The symposium and exhibition will focus on the Haudenosaunee symbolism of “The Tree of Peace,” also known as the white pine or Pinus strobus, one of the oldest trees in North America. The white pine is the only five-needled tree in New York State, and has been used by generations of Haudenosaunee storytellers to depict the "bundling" of five nations together under one law.
The program is a collaborative effort by Cornell University’s American Indian Program and Cornell Plantations:
- 3:00 - 4:00 p.m: Staff from the American Indian Program and Cornell Plantations will discuss the new exhibit featuring, a beaded tree titled, “Ganradaisgowah-Peace Tree” by renowned Cayuga artist, Samuel Thomas and a replica of the “Dust or The Ever-growing Tree” wampum, each the embodiment of Haudenosaunee “The Tree of Peace.”
- 4:00 - 6:00 p.m: Tom Porter (Sakokwenionkwas “The One Who Wins”), an expert in Haudenosaunee history and culture and Mohawk elder, will host a dialogue with faculty in Cornell’s American Indian Program about “The Tree of Peace”.
- Coffee, juice and light refreshments will be served.

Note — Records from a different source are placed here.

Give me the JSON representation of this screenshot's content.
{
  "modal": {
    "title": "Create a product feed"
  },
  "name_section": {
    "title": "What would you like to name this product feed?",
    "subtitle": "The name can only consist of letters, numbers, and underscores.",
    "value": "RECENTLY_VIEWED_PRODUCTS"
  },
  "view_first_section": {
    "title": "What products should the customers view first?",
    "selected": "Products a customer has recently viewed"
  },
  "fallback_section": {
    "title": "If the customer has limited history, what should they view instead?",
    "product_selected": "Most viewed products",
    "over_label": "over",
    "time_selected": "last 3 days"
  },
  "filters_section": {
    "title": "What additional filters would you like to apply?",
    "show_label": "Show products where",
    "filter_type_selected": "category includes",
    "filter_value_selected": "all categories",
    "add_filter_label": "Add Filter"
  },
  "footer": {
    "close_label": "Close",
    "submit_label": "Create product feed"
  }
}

The exhibit, Ögwe ö:weh Consciousness as Peace, will be on display from March 21 through July 2014. For more information about the exhibition and symposium, view our calendar or contact the American Indian Program website or call 607-255-6587.